Available data:
^^^^^^^^^^^^^^^^
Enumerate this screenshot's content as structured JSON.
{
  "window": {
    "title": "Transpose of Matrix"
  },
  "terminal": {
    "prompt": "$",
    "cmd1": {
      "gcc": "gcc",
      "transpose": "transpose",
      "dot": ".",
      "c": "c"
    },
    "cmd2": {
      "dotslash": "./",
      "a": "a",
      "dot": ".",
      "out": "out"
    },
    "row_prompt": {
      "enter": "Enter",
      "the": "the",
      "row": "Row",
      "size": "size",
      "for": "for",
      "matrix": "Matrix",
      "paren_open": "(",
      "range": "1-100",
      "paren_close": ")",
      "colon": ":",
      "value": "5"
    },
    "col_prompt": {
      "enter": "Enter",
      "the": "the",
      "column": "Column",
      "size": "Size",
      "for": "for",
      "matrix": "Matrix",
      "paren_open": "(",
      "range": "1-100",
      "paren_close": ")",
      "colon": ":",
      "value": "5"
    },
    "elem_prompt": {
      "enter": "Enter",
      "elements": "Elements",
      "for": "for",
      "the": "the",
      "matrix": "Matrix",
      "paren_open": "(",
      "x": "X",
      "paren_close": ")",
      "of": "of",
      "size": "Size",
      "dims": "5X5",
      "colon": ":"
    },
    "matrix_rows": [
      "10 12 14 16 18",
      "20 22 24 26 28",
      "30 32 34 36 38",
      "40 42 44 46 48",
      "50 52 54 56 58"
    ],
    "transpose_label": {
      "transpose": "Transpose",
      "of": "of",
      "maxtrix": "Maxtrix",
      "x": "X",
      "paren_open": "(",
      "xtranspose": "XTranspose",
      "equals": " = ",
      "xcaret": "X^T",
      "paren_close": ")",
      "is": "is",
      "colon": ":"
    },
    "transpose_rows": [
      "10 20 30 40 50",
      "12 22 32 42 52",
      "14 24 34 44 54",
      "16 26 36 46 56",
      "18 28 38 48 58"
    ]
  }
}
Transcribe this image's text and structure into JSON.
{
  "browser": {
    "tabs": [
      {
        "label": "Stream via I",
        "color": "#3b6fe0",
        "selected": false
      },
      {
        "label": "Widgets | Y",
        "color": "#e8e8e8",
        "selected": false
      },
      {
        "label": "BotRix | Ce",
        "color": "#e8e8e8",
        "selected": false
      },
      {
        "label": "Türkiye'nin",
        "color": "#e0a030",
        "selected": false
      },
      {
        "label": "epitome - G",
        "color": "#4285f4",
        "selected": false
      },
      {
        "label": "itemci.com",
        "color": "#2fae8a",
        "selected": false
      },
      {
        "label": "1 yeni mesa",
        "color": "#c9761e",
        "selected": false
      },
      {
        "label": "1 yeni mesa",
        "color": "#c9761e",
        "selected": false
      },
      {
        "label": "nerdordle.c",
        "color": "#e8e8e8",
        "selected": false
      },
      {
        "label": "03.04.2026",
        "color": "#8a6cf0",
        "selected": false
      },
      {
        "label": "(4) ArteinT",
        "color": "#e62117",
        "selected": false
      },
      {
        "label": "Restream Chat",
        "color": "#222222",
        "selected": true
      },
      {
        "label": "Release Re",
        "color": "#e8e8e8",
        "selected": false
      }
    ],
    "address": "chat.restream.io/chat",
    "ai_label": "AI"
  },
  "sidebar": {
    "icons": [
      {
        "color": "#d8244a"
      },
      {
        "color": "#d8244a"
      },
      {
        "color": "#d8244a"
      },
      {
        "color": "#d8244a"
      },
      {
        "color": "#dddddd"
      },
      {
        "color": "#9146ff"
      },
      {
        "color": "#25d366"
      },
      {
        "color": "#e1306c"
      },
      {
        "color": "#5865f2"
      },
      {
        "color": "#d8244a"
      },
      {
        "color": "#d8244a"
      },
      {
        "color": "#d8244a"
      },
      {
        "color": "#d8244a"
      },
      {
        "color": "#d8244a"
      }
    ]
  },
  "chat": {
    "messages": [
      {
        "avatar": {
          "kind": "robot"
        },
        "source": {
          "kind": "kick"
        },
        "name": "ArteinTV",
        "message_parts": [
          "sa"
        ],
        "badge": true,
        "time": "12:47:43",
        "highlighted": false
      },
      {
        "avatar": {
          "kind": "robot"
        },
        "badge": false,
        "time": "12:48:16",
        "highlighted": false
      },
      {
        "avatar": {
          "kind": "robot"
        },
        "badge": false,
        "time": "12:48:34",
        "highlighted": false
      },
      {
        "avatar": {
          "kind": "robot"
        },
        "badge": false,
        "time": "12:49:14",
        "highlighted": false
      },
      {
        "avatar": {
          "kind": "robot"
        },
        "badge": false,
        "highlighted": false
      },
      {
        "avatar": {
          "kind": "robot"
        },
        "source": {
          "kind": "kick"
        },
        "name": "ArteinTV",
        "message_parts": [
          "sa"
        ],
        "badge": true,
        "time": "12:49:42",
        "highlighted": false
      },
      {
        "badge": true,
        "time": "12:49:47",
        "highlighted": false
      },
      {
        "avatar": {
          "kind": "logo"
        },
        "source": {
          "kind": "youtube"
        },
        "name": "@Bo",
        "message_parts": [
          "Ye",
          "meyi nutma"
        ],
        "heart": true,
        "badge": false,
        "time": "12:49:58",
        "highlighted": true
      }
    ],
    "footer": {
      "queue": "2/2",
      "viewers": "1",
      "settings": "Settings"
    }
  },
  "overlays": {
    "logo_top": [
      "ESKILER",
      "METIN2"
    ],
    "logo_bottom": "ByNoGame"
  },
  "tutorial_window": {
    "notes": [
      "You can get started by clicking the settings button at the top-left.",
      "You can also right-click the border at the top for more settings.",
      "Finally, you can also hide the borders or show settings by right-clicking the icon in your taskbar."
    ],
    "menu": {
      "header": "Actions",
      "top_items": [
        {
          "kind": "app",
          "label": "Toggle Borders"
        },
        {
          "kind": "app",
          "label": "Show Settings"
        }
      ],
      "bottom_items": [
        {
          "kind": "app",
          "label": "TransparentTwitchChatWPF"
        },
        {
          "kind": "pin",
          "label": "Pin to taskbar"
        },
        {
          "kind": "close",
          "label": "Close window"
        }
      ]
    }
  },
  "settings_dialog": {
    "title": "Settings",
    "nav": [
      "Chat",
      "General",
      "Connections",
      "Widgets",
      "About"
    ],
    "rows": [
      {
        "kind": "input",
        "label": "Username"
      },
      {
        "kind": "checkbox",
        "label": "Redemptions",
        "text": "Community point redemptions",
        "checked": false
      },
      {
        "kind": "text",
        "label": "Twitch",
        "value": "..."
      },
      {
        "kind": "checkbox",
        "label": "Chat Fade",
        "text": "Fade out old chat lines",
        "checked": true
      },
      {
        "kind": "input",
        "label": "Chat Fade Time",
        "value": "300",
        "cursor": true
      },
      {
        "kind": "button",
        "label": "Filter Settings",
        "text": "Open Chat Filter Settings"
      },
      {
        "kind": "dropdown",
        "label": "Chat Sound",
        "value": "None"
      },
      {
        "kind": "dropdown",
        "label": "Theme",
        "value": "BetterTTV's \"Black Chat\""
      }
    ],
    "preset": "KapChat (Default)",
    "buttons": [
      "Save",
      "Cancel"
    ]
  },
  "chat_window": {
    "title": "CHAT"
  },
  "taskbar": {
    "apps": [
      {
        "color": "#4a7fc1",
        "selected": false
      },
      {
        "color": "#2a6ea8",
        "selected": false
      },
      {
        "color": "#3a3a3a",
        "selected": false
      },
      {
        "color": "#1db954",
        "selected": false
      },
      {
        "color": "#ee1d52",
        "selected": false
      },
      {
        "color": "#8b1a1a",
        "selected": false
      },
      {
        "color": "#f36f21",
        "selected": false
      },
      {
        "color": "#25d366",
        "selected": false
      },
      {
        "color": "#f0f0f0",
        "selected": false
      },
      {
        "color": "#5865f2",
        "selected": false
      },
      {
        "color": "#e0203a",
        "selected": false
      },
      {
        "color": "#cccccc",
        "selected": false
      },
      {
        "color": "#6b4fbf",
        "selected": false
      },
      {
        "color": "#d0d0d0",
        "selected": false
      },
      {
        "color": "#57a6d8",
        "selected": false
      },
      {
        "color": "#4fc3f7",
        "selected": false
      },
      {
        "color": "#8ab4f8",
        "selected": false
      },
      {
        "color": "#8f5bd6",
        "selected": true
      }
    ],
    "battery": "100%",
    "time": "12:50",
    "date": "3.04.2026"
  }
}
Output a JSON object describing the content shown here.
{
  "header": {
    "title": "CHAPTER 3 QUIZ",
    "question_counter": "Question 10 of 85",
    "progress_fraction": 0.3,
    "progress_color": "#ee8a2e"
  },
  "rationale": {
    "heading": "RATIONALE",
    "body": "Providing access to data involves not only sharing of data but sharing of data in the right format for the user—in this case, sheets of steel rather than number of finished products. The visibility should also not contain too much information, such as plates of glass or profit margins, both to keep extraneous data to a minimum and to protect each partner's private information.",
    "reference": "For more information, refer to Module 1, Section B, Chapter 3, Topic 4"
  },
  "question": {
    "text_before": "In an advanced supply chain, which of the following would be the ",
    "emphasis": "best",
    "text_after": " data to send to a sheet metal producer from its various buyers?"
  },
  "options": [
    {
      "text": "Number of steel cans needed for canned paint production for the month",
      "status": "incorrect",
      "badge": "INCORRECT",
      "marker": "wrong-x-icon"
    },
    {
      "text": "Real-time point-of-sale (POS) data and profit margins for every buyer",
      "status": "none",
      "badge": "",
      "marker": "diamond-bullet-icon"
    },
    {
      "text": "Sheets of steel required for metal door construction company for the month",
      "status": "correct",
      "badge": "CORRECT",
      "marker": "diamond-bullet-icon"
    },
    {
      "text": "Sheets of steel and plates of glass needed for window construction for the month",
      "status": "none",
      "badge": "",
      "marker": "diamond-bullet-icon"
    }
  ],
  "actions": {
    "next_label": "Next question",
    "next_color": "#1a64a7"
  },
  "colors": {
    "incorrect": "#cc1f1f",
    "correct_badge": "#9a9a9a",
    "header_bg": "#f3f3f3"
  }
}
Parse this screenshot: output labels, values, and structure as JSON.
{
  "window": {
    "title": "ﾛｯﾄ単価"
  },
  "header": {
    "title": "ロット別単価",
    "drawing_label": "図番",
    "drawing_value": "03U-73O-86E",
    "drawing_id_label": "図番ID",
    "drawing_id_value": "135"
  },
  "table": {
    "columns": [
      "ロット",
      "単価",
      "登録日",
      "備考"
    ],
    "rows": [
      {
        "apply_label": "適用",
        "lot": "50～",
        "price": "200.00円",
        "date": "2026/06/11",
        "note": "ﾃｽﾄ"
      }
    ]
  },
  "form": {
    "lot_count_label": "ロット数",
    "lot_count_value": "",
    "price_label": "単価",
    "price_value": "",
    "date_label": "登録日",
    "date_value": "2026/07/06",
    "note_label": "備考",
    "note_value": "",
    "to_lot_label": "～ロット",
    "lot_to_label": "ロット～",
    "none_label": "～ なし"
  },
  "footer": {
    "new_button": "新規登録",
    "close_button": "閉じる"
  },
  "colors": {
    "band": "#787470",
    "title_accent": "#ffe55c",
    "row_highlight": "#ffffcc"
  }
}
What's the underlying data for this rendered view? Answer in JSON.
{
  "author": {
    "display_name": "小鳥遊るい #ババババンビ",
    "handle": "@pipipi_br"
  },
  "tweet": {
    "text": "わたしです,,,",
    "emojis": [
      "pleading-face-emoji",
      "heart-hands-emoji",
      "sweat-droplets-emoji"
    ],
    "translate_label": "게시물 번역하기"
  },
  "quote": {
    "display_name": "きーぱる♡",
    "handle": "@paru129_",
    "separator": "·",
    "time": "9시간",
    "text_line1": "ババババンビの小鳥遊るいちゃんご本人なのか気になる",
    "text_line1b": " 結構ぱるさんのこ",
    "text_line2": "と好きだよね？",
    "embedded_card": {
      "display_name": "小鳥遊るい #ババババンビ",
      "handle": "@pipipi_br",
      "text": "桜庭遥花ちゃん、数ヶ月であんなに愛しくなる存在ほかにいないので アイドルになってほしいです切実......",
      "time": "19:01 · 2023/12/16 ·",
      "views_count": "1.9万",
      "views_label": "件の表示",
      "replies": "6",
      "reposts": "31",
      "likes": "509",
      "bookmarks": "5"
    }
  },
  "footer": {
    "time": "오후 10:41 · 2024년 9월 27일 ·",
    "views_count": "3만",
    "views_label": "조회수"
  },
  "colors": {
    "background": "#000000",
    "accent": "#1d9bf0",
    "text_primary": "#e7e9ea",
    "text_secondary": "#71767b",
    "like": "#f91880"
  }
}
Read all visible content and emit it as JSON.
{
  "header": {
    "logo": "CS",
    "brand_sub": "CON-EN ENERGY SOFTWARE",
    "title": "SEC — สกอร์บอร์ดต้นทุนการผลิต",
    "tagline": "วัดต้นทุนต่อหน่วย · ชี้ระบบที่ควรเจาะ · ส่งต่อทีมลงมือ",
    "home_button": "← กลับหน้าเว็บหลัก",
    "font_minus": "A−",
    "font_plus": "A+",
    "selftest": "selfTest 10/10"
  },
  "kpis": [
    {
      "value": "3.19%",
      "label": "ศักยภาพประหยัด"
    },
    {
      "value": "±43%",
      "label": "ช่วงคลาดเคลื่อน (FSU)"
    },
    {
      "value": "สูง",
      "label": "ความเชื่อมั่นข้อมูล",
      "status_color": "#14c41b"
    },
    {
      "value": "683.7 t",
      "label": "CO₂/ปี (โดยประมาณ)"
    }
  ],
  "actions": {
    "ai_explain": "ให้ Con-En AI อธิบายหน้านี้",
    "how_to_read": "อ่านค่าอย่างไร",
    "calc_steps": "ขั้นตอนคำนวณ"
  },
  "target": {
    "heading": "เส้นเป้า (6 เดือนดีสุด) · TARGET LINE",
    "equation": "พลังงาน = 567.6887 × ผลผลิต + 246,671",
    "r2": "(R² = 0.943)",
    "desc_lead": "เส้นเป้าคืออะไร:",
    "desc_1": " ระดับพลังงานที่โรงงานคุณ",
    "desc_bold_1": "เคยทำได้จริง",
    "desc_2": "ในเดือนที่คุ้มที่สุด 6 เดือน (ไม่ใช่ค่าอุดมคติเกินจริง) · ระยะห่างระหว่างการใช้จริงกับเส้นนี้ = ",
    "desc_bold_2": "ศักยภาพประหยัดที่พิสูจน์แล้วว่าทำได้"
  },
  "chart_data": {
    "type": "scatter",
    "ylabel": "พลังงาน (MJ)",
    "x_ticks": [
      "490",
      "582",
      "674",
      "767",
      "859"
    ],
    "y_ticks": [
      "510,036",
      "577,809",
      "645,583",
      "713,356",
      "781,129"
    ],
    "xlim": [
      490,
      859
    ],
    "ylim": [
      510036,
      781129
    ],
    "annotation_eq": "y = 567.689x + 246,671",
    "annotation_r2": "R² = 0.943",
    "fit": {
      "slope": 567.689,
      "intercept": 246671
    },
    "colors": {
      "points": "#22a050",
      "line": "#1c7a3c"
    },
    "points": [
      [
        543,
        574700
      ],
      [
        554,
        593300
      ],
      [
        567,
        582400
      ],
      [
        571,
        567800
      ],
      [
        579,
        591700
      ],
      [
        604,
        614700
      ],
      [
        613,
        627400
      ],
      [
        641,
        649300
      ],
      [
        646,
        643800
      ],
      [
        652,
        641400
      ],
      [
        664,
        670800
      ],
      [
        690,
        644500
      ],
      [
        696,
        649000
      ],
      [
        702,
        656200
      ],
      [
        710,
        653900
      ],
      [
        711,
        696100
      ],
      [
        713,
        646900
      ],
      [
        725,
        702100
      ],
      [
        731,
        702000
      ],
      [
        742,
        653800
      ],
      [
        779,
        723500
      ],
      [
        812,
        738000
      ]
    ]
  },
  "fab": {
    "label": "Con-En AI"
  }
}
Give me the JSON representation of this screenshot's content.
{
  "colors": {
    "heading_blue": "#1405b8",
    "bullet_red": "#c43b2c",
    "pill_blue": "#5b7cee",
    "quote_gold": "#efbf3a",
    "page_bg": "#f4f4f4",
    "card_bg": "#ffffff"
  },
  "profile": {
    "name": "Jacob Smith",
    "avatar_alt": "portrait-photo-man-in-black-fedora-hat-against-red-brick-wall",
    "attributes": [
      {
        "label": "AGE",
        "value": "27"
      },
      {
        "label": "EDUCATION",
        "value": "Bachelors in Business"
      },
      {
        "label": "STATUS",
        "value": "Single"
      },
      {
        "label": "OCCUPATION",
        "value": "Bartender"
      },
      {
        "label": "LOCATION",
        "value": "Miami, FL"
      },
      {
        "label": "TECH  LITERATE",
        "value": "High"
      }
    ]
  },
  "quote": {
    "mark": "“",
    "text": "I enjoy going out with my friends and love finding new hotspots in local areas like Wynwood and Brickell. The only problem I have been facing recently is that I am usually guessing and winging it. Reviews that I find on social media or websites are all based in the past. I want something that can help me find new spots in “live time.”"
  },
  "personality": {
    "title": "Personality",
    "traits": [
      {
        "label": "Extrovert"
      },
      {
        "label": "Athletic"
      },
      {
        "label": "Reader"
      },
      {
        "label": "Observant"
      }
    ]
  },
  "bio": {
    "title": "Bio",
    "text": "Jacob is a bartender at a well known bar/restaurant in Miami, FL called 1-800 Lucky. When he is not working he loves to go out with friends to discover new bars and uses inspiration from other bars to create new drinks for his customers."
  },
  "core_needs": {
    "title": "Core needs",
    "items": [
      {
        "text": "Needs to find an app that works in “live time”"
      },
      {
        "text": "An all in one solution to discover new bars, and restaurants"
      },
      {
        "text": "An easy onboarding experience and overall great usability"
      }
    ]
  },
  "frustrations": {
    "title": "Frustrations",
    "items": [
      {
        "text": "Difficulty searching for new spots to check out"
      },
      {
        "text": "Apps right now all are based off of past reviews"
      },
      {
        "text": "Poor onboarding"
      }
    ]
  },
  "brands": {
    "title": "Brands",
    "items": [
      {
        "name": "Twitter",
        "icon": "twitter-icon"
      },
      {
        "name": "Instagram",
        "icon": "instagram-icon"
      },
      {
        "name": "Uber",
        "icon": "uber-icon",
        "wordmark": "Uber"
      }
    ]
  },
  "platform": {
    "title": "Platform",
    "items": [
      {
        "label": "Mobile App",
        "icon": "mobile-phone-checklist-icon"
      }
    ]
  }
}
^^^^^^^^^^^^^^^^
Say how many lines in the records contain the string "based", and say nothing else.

2